Are the Foods You're Eating Friend or Foe?

10/13/2013 12:13 EDT | Updated 01/23/2014 06:58 EST

What do shellfish, tree pollen, bee stings, and peanuts all have in common? For many of you, even hearing of these things mentioned will make your skin itch, or trigger watery eyes. We have all heard about allergies and likely know a number of people who suffer from serious allergic reactions. Exposure to the above often results in an immediate allergic reaction of which create symptoms ranging from itchy skin, watery eyes, sneezing, severe anaphylaxis -- and can even result in death.

Most who've experienced this type of reaction at some point in their lives subsequently have been to an allergist to get tested, generally via a skin prick test and subsequently put on anti-histamine medications. Many of us have also been conditioned that this is the ONLY form of an allergic reaction that has a serious impact on our health. But is it?

An area that has been less commonly recognized and/or screened for by most doctors are food sensitivities. Due to the fact that sensitivities don't result in an immediate and/or severe allergic reaction, most people feel food sensitivities are more annoying than actually detrimental to our health.

Unfortunately, this could not be further from the truth. As science continues to evolve and

nutritional research becomes more commonplace in mainstream medical journals, food sensitivities are getting more attention than ever before with their role in the development of chronic illness. It is also rapidly being observed in clinical practice how identifying and removing food sensitivities can improve overall health and well-being, leading to a higher quality of life.

A sensitivity, by definition, is defined as a delayed type of allergic reaction.

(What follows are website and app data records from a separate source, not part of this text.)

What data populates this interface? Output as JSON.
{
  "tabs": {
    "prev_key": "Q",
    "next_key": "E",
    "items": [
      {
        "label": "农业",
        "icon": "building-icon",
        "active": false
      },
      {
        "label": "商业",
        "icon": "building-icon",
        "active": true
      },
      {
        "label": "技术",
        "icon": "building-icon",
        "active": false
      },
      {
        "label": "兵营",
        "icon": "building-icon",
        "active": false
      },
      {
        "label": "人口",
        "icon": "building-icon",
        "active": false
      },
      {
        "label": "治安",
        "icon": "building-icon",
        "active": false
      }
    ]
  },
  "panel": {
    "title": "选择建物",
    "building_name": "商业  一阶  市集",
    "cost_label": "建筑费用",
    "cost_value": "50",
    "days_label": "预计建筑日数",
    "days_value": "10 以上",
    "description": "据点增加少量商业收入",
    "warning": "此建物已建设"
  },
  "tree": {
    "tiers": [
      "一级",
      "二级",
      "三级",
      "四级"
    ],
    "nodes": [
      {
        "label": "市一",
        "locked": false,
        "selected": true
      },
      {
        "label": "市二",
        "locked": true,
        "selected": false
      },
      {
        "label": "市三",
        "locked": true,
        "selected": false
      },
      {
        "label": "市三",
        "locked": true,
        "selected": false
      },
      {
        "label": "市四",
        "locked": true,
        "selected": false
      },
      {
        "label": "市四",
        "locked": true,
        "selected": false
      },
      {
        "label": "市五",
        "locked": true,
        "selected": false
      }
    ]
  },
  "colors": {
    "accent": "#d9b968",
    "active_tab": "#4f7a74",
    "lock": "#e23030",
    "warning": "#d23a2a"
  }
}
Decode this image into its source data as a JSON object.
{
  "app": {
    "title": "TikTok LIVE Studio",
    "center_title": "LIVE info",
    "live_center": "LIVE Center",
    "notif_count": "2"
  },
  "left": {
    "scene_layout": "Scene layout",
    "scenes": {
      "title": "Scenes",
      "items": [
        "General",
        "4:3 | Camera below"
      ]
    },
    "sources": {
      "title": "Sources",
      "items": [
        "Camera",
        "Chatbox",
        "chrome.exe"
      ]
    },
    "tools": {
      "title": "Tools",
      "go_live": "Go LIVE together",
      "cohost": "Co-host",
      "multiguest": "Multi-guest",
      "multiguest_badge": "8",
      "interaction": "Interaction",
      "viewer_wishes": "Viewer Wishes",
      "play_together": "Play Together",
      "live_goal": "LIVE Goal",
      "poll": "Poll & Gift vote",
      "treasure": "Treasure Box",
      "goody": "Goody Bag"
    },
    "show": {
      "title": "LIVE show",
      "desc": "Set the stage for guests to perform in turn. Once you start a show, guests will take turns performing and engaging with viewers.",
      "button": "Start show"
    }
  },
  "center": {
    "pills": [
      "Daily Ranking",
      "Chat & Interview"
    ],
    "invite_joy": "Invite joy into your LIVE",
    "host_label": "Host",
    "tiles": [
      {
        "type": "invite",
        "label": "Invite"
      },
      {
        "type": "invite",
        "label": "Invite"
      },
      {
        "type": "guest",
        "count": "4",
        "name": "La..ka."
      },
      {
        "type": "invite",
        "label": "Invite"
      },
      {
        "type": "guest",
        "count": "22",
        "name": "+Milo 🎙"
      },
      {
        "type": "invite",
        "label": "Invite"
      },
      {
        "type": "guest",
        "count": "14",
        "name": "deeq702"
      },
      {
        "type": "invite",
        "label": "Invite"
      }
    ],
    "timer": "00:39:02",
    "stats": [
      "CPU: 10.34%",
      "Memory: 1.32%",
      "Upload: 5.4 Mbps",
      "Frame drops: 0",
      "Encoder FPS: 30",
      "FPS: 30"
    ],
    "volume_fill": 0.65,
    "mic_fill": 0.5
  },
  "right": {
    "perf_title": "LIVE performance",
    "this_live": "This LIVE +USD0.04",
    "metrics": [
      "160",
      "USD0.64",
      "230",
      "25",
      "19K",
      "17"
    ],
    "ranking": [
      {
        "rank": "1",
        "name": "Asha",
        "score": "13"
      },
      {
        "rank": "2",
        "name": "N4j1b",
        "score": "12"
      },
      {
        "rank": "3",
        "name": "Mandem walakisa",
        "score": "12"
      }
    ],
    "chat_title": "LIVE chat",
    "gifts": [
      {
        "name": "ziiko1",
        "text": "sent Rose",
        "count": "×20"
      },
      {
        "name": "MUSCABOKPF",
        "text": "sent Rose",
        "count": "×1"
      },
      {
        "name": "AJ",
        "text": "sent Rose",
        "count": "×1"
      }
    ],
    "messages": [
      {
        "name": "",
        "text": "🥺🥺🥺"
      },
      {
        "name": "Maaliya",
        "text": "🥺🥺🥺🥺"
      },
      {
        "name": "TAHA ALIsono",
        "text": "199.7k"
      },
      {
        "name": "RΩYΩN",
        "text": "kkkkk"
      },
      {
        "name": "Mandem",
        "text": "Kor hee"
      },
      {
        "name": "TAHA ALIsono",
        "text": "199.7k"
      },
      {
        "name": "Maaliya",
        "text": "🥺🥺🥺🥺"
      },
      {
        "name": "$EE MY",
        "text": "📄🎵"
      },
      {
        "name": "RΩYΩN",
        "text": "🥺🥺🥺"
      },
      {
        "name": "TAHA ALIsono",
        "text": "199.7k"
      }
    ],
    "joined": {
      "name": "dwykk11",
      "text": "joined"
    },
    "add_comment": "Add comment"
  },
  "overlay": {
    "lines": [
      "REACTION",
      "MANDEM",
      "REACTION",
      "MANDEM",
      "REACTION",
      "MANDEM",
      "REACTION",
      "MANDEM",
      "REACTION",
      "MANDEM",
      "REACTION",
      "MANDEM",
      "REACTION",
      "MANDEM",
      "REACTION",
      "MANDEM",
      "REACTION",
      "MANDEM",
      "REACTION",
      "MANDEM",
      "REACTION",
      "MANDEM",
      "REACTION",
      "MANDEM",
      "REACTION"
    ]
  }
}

Contrary to an IgE antibody immediate allergic reaction (see above), food sensitivities provoke a delayed antibody response after exposure. For example, there are four different antibodies involved in a delayed reaction. IgG, IgA, IgM, and IgD -- each of which can have a different and significant effect on our immune system.

In fact, the delayed response can take up to three weeks before symptoms appear. As you can imagine, this makes it very challenging to recognize which food, pollen, or substance is the cause of symptoms! Some of the more common health concerns that can be triggered by a food sensitivity are:

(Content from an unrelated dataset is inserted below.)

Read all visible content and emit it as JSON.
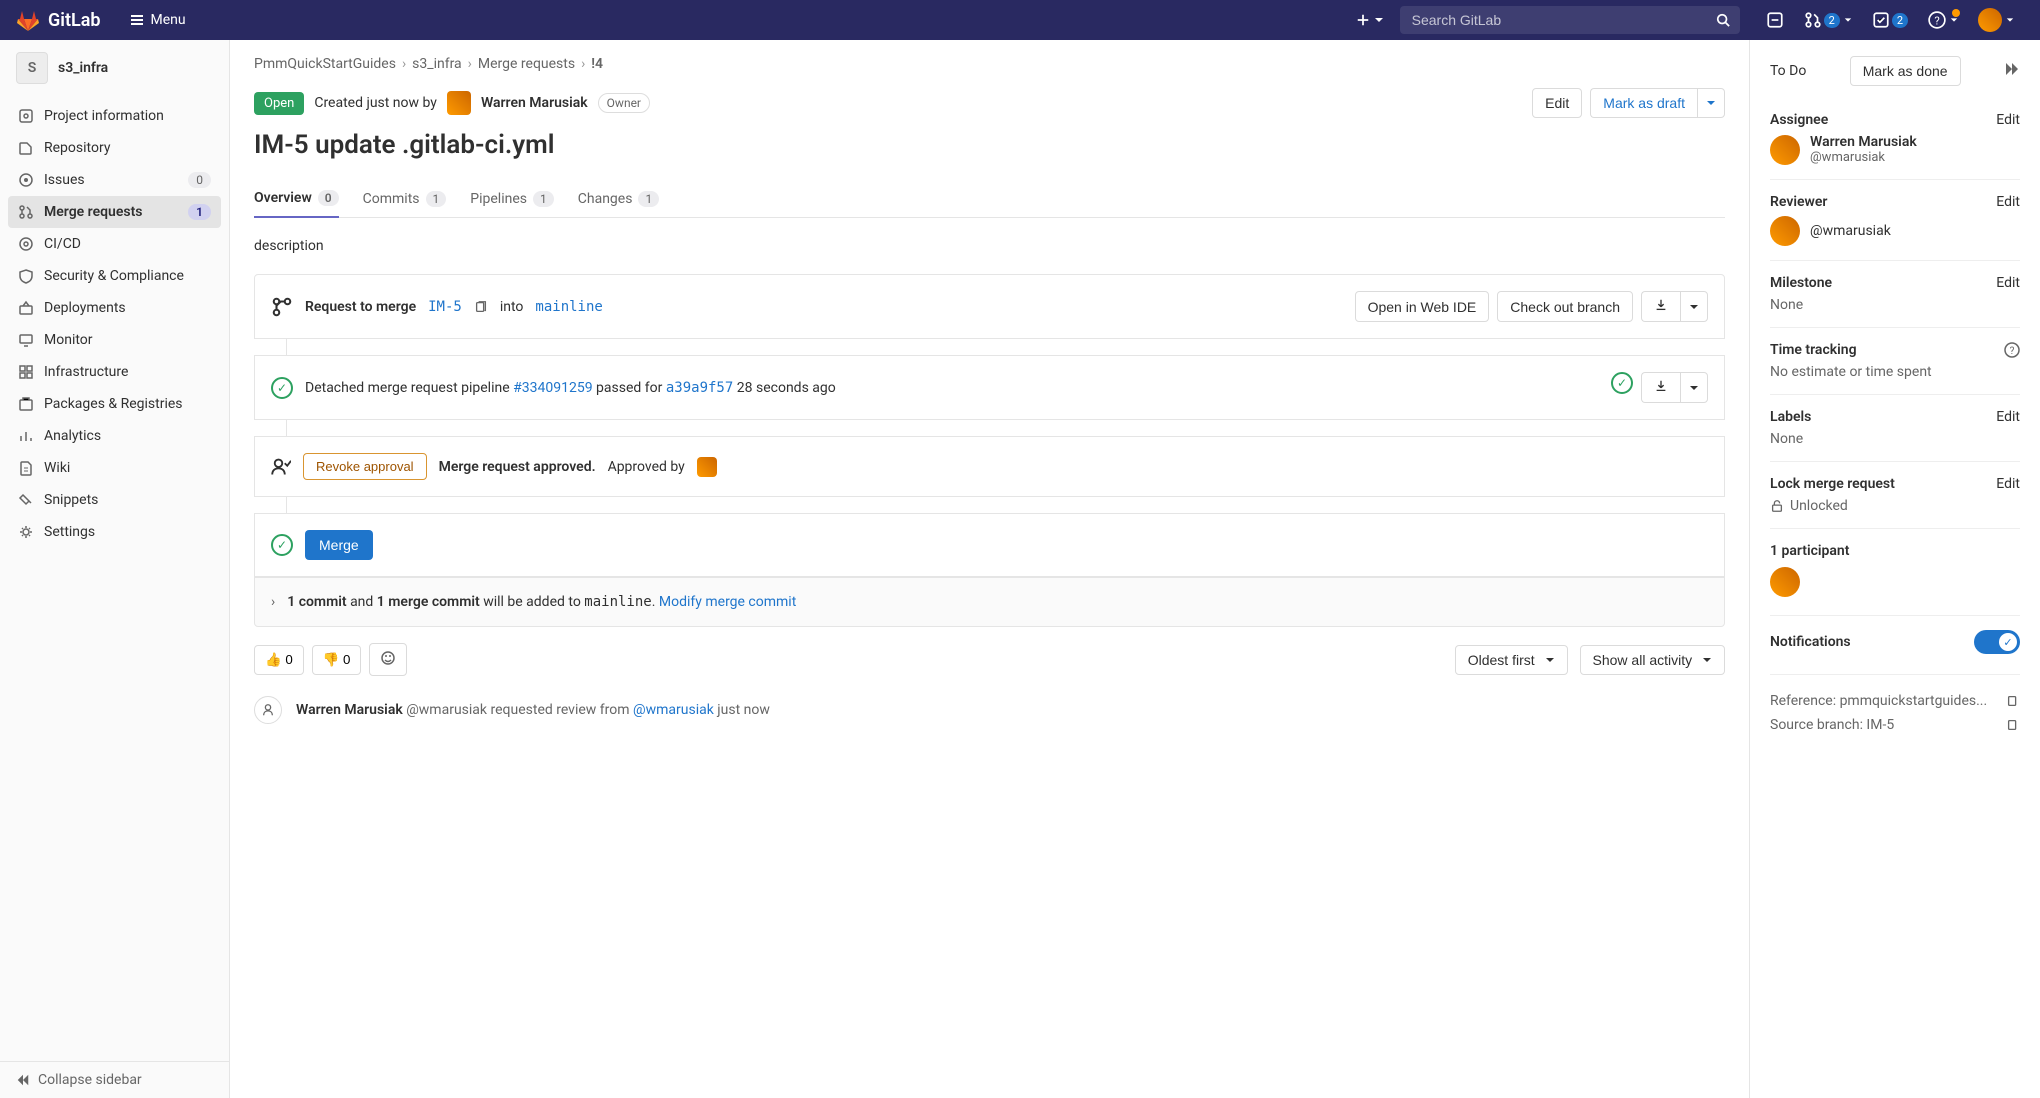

  • Digestive disorders (gas, bloating, cramping, diarrhea, nausea)
  • Migraines
  • Weight gain
  • Mood/Attention disorder (anxiety, depression, irritability, hyperactivity, lack of concentration)
  • Joint pain/muscle stiffness
  • Skin conditions (itching, redness, swelling, eczema, rashes)
  • Lung conditions (Asthma, Bronchitis)
  • Loss of memory
  • Fatigue
  • General malaise

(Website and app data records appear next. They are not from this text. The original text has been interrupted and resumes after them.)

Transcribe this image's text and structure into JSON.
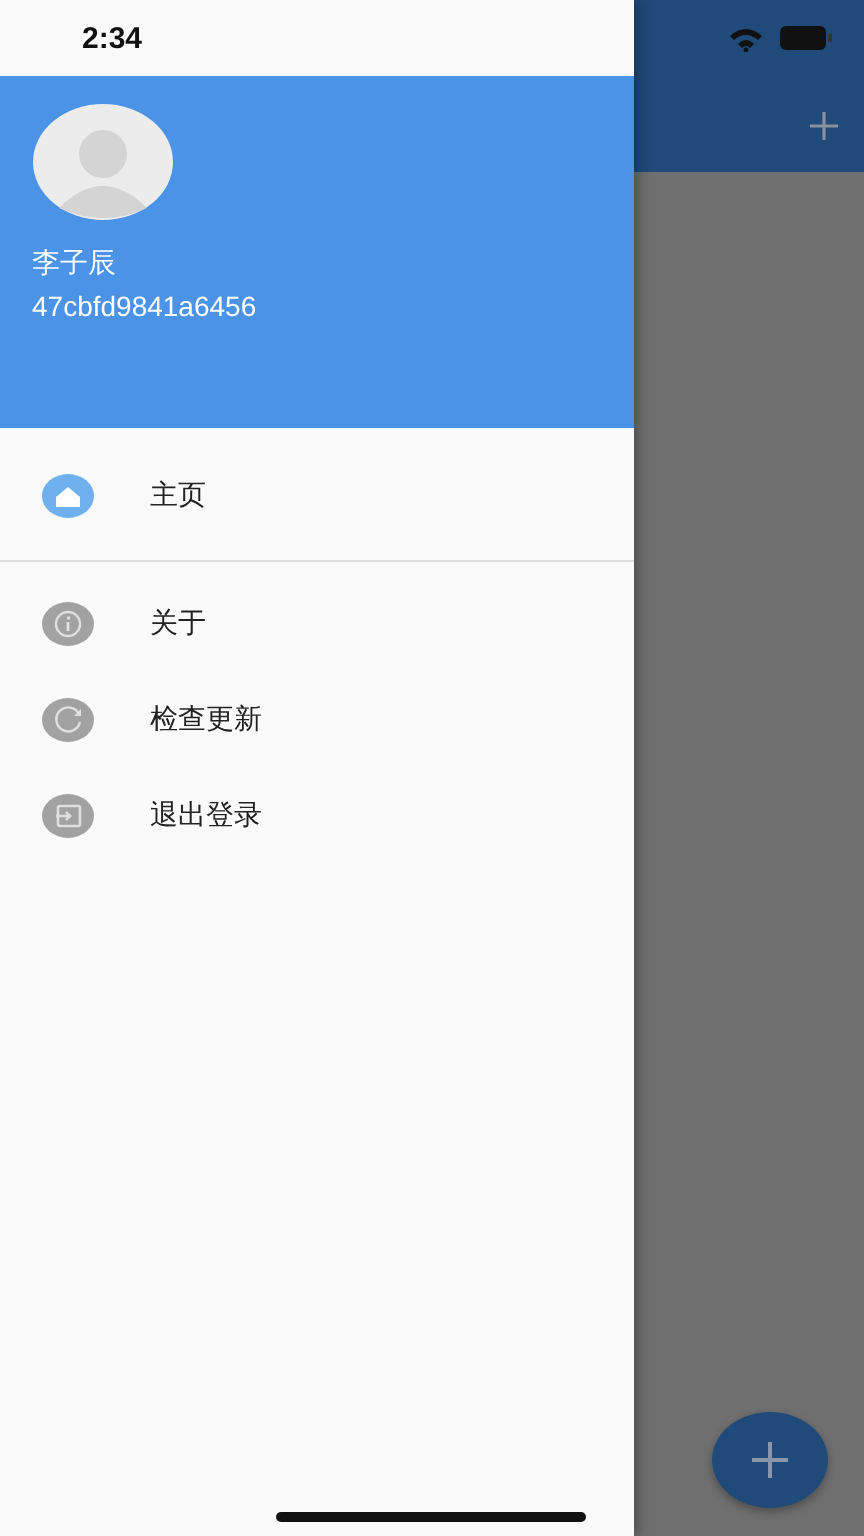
{
  "status_bar": {
    "time": "2:34"
  },
  "drawer": {
    "header": {
      "name": "李子辰",
      "user_id": "47cbfd9841a6456"
    },
    "items": [
      {
        "label": "主页",
        "kind": "home",
        "selected": true
      },
      {
        "label": "关于",
        "kind": "info",
        "selected": false
      },
      {
        "label": "检查更新",
        "kind": "refresh",
        "selected": false
      },
      {
        "label": "退出登录",
        "kind": "logout",
        "selected": false
      }
    ]
  }
}
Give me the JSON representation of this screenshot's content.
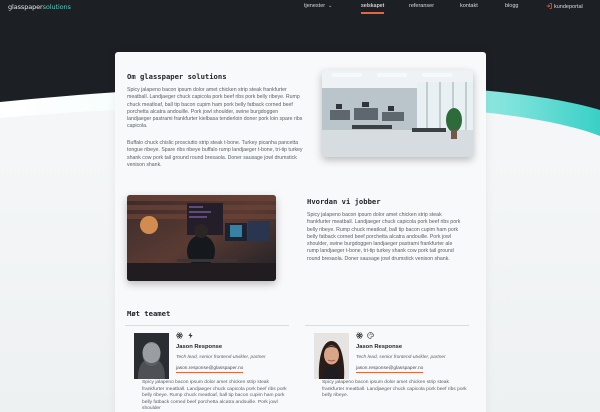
{
  "brand": {
    "name_main": "glasspaper",
    "name_accent": "solutions",
    "accent": "#5fc7bd",
    "highlight": "#e8643f"
  },
  "nav": {
    "items": [
      {
        "label": "tjenester",
        "has_dropdown": true
      },
      {
        "label": "selskapet",
        "active": true
      },
      {
        "label": "referanser"
      },
      {
        "label": "kontakt"
      },
      {
        "label": "blogg"
      },
      {
        "label": "kundeportal",
        "icon": "login-icon"
      }
    ],
    "chevron_glyph": "⌄"
  },
  "about": {
    "title": "Om glasspaper solutions",
    "p1": "Spicy jalapeno bacon ipsum dolor amet chicken strip steak frankfurter meatball. Landjaeger chuck capicola pork beef ribs pork belly ribeye. Rump chuck meatloaf, ball tip bacon cupim ham pork belly fatback corned beef porchetta alcatra andouille. Pork jowl shoulder, swine burgdoggen landjaeger pastrami frankfurter kielbasa tenderloin doner pork loin spare ribs capicola.",
    "p2": "Buffalo chuck chislic prosciutto strip steak t-bone. Turkey picanha pancetta tongue ribeye. Spare ribs ribeye buffalo rump landjaeger t-bone, tri-tip turkey shank cow pork tail ground round bresaola. Doner sausage jowl drumstick venison shank."
  },
  "work": {
    "title": "Hvordan vi jobber",
    "p1": "Spicy jalapeno bacon ipsum dolor amet chicken strip steak frankfurter meatball. Landjaeger chuck capicola pork beef ribs pork belly ribeye. Rump chuck meatloaf, ball tip bacon cupim ham pork belly fatback corned beef porchetta alcatra andouille. Pork jowl shoulder, swine burgdoggen landjaeger pastrami frankfurter ale rump landjaeger t-bone, tri-tip turkey shank cow pork tail ground round bresaola. Doner sausage jowl drumstick venison shank."
  },
  "team": {
    "title": "Møt teamet",
    "members": [
      {
        "name": "Jason Response",
        "role": "Tech lead, senior frontend-utvikler, partner",
        "email": "jason.response@glasspaper.no",
        "icons": [
          "react-icon",
          "lightning-icon"
        ],
        "bio": "Spicy jalapeno bacon ipsum dolor amet chicken strip steak frankfurter meatball. Landjaeger chuck capicola pork beef ribs pork belly ribeye. Rump chuck meatloaf, ball tip bacon cupim ham pork belly fatback corned beef porchetta alcatra andouille. Pork jowl shoulder"
      },
      {
        "name": "Jason Response",
        "role": "Tech lead, senior frontend-utvikler, partner",
        "email": "jason.response@glasspaper.no",
        "icons": [
          "react-icon",
          "palette-icon"
        ],
        "bio": "Spicy jalapeno bacon ipsum dolor amet chicken strip steak frankfurter meatball. Landjaeger chuck capicola pork beef ribs pork belly ribeye."
      }
    ]
  }
}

Any of those sound familiar? For many people one or more of the symptoms above are experienced daily. Sadly, a large percentage of this group think that it something we just need to live with. Have you ever heard someone say "I guess this just means I'm getting old..." NO WAY. It's time stop the madness. We don't throw the towel in that easy! If you can accurately identify which foods are problematic to your unique biochemistry and remove them, you can begin to change the way you look, feel, and think -- often within a few days.

Further, not only do food sensitivities create highly irritating and uncomfortable symptoms, they may also be setting the stage for chronic disease. Currently, leading medical journals have drawn a direct connection between food sensitivities and potentially fatal auto-immune related illnesses. In addition, the inflammation created by consuming food sensitivities can reduce your ability to heal from other degenerative conditions due to the inflammation these reactions create.

Some of the more common food sensitivities are wheat and gluten, dairy, soy, eggs, almonds, etc. That being said, if you have tried cutting these foods out of your diet for three to four weeks and are still not feeling well, it may be time to look into getting a food sensitivity test done.

Using functional medicine, a simple blood test can measure these delayed reactions and help you "map" out an eating plan specific to YOU. Fad diets and the latest self-help diet book may be helpful for some, but these one-size-fits all approaches do not work for everyone. If you're struggling with your health or just want to reach to your best potential, I highly recommend you have your foods tested. It is time to embrace a customized medical model using functional medicine diagnostics to create our own unique "health map."

At the end of the day, the food we eat is the most important step in achieving optimal health. Eating is also entirely within our control. Hippocrates, the father of medicine, famously said

Let food be thy medicine and medicine be thy food.
In other words, food can be your friend and it can be your foe. Eat accordingly!

Yours in good health,

Dr. J. Dempster, ND, FAARM, ABAAHP